▶ _STORED DATA_

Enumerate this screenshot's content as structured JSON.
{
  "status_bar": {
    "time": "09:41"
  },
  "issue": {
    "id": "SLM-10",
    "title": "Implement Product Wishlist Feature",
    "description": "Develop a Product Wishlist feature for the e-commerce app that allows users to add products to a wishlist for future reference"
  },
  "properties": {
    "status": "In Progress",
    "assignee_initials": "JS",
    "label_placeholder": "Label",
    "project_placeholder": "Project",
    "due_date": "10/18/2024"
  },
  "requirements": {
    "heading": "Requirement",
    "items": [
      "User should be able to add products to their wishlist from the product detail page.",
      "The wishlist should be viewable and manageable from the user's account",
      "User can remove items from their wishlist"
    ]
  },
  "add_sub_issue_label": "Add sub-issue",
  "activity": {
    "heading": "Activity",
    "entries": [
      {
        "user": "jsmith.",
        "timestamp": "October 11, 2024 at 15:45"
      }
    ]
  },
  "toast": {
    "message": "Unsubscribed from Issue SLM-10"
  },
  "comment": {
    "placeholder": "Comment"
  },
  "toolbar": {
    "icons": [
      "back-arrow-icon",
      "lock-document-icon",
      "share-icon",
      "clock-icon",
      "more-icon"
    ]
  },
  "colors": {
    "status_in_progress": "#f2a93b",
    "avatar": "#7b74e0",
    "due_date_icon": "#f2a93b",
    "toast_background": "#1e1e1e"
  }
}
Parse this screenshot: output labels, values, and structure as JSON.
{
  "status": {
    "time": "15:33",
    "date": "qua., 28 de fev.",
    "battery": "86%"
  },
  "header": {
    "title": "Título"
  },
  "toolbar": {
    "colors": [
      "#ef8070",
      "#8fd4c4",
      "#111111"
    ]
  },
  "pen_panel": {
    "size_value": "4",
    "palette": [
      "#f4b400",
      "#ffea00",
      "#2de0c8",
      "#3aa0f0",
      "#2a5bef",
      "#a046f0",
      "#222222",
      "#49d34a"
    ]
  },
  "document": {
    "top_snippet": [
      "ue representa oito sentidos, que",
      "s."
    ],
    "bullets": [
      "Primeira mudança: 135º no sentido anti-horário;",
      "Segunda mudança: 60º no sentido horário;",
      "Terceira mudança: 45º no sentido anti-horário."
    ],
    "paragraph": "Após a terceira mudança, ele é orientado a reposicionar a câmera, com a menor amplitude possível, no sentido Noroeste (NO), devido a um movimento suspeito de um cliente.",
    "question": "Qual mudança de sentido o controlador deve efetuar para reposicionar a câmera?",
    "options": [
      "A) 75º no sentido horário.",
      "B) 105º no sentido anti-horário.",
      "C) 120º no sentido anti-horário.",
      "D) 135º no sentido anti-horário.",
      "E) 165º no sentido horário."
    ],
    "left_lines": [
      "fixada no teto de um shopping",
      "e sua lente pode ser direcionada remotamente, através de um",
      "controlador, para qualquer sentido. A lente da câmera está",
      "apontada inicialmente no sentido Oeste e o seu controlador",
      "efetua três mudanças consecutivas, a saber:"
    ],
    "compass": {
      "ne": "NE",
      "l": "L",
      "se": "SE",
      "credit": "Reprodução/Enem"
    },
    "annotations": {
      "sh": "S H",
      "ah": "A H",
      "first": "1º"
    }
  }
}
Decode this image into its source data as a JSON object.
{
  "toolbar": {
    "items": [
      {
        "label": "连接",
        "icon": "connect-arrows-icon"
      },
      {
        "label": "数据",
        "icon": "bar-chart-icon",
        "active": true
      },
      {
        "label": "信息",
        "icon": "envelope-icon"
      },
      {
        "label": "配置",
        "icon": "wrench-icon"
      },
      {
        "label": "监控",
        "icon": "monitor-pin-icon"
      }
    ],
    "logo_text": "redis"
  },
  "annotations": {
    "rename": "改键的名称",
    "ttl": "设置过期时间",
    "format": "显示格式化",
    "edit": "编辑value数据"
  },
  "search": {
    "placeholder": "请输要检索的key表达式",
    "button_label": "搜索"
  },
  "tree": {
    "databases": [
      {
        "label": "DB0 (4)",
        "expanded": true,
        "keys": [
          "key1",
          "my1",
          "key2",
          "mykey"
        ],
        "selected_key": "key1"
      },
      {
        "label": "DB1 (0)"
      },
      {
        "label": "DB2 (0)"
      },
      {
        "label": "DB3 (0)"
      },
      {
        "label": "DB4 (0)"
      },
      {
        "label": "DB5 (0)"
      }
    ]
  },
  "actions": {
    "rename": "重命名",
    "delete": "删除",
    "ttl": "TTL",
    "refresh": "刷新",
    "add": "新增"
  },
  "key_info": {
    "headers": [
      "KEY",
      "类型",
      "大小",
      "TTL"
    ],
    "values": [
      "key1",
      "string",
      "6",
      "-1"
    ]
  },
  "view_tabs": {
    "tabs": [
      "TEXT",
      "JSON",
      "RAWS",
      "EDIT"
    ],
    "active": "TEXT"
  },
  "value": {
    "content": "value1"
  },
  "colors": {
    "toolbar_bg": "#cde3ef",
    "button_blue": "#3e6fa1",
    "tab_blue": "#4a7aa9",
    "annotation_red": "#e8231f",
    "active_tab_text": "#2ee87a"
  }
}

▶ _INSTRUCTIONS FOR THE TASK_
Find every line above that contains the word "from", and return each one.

▶ _EXERCISE SOLUTION_
      "User should be able to add products to their wishlist from the product detail page.",
      "The wishlist should be viewable and manageable from the user's account",
      "User can remove items from their wishlist"
    "message": "Unsubscribed from Issue SLM-10"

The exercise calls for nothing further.